Molesworth was tapped by the University last year to serve as the first full curator for contemporary art at the Art Museums. She began her duties earlier this month.
“The Houghtons’ gift is both financially and symbolically important,” Molesworth said, adding that the endowment “displays a strong commitment to art of our time.”
James Houghton said in a press release that he and his wife were “delighted” to be able to support Harvard’s museums.
Houghton was out of the country this weekend and could not be reached for comment.
As curator, Molesworth’s work includes acquiring new works, installing and arranging works from the permanent collection, and designing exhibitions.
Molesworth said she hopes that her installation of the permanent collection will “offer a rich and complex narrative about development and competing ideas of living artists.”
In February 2006, the Art Museums released a plan to reinvent their renowned collection with an eye toward the expansion in Allston.
Molesworth said that the proposed Allston-Brighton Art Center would provide additional space for works of modern and contemporary art, which are often larger than pieces from other genres and which the Fogg Museum cannot accommodate.
Houghton said in the press release that he and his wife have been impressed by Cabot Director of the Harvard University Art Museums Thomas W. Lentz’s outlook for the museums in the future.

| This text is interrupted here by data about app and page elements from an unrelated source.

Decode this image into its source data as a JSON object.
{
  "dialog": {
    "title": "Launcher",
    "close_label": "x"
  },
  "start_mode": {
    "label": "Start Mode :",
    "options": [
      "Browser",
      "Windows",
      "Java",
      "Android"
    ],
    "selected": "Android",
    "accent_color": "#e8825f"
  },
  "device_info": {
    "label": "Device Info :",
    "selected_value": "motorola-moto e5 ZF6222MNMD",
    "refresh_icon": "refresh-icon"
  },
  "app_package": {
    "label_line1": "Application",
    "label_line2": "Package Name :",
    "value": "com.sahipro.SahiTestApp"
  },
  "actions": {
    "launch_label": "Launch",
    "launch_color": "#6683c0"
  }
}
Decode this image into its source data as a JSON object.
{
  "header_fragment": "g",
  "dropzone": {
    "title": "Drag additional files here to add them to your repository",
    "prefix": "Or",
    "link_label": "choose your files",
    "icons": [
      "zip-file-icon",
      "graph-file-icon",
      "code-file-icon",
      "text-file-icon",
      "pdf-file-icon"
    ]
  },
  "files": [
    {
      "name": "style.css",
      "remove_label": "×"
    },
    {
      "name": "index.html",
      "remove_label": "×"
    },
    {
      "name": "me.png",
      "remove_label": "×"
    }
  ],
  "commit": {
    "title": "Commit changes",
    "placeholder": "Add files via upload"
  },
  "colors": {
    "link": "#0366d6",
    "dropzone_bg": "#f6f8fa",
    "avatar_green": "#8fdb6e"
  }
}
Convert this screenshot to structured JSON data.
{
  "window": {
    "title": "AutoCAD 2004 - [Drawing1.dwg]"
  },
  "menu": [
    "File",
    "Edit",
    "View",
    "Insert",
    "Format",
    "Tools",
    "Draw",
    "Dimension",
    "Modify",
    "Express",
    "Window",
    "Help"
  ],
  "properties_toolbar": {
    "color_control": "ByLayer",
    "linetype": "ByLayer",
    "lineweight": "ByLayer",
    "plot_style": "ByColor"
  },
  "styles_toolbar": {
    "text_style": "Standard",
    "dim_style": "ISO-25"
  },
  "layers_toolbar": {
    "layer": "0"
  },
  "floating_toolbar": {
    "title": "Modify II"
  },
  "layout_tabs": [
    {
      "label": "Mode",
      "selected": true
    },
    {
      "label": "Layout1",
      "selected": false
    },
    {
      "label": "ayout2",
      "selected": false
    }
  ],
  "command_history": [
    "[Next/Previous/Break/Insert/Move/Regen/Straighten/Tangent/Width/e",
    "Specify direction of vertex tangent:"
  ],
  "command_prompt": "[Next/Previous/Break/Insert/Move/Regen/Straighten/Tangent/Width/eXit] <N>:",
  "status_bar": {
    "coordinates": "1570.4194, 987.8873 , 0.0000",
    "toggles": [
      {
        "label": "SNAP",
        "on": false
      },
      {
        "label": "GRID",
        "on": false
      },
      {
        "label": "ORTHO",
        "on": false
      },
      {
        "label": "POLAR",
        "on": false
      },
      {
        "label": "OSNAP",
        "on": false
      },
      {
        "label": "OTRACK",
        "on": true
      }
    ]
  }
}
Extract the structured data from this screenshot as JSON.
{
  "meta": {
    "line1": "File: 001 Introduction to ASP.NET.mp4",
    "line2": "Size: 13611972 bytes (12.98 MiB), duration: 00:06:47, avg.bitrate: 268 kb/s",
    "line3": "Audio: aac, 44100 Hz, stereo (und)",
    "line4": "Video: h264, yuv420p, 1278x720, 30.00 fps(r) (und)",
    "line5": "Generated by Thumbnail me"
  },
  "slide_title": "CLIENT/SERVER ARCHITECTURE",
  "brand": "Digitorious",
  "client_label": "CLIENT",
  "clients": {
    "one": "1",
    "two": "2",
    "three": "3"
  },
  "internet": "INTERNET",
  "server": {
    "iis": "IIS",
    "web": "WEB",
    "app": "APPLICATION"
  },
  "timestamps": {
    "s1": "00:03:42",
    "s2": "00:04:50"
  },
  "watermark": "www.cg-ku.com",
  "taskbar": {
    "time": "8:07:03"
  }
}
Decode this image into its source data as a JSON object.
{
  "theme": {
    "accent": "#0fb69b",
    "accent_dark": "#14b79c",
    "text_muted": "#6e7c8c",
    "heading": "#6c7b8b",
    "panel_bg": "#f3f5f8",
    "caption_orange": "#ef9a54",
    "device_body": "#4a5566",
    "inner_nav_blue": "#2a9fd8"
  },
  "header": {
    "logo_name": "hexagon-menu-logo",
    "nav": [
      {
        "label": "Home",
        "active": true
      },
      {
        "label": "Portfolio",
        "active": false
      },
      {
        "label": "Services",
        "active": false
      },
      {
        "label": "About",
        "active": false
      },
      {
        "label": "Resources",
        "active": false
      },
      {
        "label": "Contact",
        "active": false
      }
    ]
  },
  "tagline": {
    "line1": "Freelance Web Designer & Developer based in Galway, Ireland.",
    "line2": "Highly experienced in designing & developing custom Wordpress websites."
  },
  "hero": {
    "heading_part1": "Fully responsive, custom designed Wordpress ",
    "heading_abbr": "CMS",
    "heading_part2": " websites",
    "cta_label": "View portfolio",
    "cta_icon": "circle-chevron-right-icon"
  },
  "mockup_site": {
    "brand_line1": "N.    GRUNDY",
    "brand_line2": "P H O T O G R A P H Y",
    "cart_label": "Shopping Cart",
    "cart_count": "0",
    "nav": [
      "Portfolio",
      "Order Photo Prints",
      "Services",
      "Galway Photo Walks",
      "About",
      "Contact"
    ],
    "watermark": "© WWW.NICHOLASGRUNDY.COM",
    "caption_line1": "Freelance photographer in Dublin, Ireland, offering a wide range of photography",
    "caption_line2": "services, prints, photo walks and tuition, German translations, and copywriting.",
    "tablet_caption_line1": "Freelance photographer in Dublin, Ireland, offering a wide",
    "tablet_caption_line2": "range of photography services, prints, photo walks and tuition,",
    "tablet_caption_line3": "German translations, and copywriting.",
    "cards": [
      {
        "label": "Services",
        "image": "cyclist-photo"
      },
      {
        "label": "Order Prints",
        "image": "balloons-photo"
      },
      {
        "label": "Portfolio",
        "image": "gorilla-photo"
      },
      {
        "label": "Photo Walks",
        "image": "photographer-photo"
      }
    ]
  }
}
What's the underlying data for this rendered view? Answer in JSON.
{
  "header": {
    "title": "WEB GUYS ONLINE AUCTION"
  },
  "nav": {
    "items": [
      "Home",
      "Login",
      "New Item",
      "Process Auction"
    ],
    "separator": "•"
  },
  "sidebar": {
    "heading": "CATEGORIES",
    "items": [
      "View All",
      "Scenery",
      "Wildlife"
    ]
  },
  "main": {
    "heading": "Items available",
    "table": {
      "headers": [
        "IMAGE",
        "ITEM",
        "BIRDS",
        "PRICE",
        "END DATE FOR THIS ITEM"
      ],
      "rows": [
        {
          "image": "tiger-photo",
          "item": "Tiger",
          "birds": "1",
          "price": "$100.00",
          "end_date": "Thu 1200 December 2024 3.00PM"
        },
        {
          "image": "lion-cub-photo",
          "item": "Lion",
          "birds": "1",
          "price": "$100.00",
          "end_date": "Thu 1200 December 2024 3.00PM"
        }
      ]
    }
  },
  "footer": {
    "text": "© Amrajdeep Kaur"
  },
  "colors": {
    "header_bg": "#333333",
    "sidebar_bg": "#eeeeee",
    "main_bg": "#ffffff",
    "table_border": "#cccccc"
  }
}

“We applaud his vision to create a new art center in Allston focusing on contemporary art, as well as his plan to renovate and transform the Art Museums’ facilities at 32 Quincy Street,” Houghton said.